Research has found that morbidly obese patients who dropped 20 pounds before their knee replacement surgery reduced their post-operative hospital stay by 1 day and were 76% less likely to stay longer than planned. Those with morbid obesity who only lost 5 to 10 pounds, however, did not experience the same benefit as per David S. Jevsevar, MD, MBA, of Dartmouth-Hitchcock Medical Center in Lebanon, New Hampshire. Jevsevar and colleagues’ work was published in the Journal of Bone and Joint Surgery.

Losing at least 20 pounds was associated with lower absolute length of stay, lower odds of extended length of stay, and lower odds of being discharged to a facility,” the authors explained.

Analyzing data from 203 total knee arthroplasty patients, the researchers found that prior to the operation, 41% lost at least 5 pounds, 29% lost at least 10, and 14% lost 20 or more pounds. In addition to spending about one less day in the hospital, those who lost 20 pounds were also found to be 76% less likely to have a hospital stay of 4 or more days. These patients also saw a 72% decrease in their risk of being discharged from the hospital to another facility.

No improvements in outcome following the joint replacement surgery were seen in those who only lost 5 to 10 pounds, and a significant increase in the length of hospital stay and operation time was observed in those who gained weight prior to the procedure.

The patients in this study were all morbidly obese and had undergone a total knee arthroplasty between 2011 and 2016. These 203 patients accounted for 13.5% of the 1,500 patients who had received this joint replacement in that time.

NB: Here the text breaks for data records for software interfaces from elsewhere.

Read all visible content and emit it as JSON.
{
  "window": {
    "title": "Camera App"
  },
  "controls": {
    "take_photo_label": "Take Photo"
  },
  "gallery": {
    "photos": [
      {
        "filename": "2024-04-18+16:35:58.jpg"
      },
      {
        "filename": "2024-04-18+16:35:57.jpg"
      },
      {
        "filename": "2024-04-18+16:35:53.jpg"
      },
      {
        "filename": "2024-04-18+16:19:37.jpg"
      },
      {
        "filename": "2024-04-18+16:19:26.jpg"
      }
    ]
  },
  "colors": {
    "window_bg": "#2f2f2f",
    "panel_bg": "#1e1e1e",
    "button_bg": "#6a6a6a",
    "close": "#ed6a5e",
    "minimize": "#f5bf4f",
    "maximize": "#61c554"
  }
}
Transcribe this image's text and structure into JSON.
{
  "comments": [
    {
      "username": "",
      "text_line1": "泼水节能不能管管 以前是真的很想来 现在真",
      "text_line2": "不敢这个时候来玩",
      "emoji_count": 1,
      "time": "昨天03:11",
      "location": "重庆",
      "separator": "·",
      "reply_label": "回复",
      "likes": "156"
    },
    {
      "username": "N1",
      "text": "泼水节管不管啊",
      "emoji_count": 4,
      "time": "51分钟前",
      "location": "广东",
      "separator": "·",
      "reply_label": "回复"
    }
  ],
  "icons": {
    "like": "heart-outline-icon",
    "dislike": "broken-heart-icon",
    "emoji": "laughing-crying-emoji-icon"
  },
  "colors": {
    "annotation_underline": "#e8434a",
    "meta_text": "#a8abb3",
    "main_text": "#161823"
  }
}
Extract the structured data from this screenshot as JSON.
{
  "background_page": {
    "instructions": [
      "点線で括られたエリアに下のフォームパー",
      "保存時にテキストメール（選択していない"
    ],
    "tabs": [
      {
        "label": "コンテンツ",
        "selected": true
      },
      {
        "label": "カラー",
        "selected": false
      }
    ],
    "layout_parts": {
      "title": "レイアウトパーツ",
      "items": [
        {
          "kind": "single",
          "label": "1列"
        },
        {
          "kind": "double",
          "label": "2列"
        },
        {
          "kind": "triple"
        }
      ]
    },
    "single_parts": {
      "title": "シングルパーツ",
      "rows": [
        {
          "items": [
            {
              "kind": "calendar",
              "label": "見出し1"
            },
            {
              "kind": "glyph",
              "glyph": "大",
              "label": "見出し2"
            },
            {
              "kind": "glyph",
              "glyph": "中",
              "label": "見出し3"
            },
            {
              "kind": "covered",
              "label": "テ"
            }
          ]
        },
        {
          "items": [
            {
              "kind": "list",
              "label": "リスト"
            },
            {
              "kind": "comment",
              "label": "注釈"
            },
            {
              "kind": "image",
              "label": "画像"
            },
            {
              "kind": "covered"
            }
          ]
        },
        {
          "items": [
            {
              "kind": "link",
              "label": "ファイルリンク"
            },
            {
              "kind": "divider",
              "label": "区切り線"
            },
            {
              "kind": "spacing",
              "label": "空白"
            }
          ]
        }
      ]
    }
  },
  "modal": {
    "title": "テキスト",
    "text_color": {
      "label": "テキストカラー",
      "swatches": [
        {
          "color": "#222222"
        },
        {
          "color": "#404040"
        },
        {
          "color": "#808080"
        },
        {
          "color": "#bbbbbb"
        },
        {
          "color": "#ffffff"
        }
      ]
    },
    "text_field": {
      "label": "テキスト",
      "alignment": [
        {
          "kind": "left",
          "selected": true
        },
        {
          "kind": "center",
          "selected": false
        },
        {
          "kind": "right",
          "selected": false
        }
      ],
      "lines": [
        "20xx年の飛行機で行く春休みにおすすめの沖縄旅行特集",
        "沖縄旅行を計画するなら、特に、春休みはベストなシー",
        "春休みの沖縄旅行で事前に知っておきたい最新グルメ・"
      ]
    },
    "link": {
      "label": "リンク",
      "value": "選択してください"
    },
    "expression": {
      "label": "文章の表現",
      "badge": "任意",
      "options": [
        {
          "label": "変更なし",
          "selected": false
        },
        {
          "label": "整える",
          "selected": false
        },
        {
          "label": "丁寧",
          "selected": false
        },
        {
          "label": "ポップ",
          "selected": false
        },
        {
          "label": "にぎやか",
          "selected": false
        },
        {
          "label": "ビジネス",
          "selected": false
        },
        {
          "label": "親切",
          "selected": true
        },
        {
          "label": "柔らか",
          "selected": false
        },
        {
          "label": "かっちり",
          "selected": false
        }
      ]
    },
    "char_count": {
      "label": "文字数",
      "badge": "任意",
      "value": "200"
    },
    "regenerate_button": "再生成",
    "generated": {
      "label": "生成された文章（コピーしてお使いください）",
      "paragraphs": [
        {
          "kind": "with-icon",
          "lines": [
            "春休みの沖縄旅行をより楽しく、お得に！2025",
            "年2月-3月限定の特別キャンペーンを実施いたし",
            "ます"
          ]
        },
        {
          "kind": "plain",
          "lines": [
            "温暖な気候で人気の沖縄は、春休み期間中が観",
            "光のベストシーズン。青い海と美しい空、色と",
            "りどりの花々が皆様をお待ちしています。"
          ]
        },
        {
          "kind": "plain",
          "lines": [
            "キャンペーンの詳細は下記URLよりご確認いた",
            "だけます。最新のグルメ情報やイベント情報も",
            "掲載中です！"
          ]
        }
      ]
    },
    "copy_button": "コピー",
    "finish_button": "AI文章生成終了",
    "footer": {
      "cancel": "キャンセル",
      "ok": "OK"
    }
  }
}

Furthermore, there was no association between the loss of weight before the operation and a difference in time of operation or postoperative health gains. Jevsevar claimed that larger studies must be conducted to confirm any correlation between preoperative weight loss and improved outcomes after a knee replacement.

He did note that this research indicates that it may be wise for physicians to promote larger and more specific quantities of weight loss in their morbidly obese patients who are preparing to receive a knee replacement.